EJToday: Top Headlines
EJToday is SEJ's selection of new and outstanding stories on environmental topics in print and on the air, updated every weekday. SEJ also offers a free e-mailed digest of the day's EJToday postings, called SEJ-beat. SEJ members are subscribed automatically, but may opt out here. Non-members may subscribe here. EJToday is also available via RSS feed. Please see Editorial Guidelines for EJToday content.
Cancer stories "are numbingly familiar to people who live in the vicinity of Tonawanda Coke Corp. The coke foundry recently was found by the state Department of Environmental Conservation to be emitting benzene, a carcinogen, up to 75 times higher than recommended guidelines. Those levels were up to 2ù times more than what the company reported to regulators."
"After months of deliberations, state environmental regulators on Wednesday released long-awaited rules governing natural gas production in upstate New York, including provisions to oversee drilling operations near New York City’s water supplies."
"In the woods on the northern edge of Scofieldtown Park are remnants of its days as a landfill. Containers lay strewn among the trees -- milk and 7UP bottles that haven't been used since the 1950s. More sinister are rusty paint cans and empty, decaying 55-gallon chemical drums."
"Four years ago, environmental groups hoped Jon Corzine would put the environment high on his list of priorities. today, many of the same groups say Corzine, now seeking a second term as governor, has failed to live up to his promises...."

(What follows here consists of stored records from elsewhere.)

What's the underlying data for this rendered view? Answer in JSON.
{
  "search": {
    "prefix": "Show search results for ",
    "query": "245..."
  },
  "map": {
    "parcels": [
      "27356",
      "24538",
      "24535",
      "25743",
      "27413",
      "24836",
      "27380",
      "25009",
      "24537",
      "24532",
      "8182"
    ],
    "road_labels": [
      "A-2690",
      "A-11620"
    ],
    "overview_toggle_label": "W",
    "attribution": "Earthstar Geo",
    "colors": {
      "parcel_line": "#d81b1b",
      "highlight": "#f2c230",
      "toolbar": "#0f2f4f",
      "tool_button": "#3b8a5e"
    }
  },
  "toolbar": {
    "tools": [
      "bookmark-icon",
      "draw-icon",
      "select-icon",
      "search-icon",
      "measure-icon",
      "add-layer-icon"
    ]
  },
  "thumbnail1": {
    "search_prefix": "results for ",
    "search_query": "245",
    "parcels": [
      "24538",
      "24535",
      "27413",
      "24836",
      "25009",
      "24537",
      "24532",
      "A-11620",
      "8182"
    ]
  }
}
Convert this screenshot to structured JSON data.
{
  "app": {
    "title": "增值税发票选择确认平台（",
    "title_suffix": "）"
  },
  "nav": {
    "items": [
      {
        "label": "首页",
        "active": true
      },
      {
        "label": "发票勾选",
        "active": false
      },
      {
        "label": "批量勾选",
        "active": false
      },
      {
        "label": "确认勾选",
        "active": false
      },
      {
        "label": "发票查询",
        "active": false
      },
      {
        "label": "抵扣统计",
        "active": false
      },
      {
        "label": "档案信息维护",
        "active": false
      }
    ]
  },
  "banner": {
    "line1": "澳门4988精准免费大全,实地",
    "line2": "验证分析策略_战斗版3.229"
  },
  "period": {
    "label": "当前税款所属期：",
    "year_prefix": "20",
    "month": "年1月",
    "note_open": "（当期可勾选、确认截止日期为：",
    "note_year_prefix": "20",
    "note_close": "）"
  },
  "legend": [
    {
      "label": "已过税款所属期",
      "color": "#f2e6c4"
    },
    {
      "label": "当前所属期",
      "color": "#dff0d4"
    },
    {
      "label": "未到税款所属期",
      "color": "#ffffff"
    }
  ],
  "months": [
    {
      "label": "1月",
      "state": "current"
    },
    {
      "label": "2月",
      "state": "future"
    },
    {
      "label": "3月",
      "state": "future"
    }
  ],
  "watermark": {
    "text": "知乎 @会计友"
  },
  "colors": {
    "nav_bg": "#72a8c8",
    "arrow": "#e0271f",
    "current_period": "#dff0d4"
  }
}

"It took a court order, a bomb squad, and seven months of work by U.S. EPA specialists, but the Abrachem Chemical facility in Clifton, New Jersey now is decontaminated."
NY state Senator Thomas Moran (R) played a critical role in passage of a $5-billion green jobs and energy bill for the state.
"Window and masonry caulking in hundreds of older schools in New England probably contain very high levels of now-banned toxins that can gradually be released into the air, posing a potential health risk to students and staff, environmental specialists say."
"A major problem facing municipalities around Albany County: sewer systems that are often overrun by heavy rain and governments that don't have the millions of dollars needed to upgrade often antiquated systems."
Blue-collar residents near New York's only hazardous waste incinerator worry about strange odors. An investigation showed the plant's emissions are not what they are supposed to be.
"Hundreds of century-old trees lay snapped in half and uprooted throughout Central Park on Wednesday after a severe thunderstorm with winds as high as 80 mph barreled through the city overnight."
The redevelopment of a New Bedford waste dump raises toxic threats to homes, schools, and churches.
DuPont will try to persuade New Jersey state drinking water regulators to go easy on cleanups of PFOA, a chemical used in non-stick pans -- even before the regulators hear scientific evidence from their own scientists.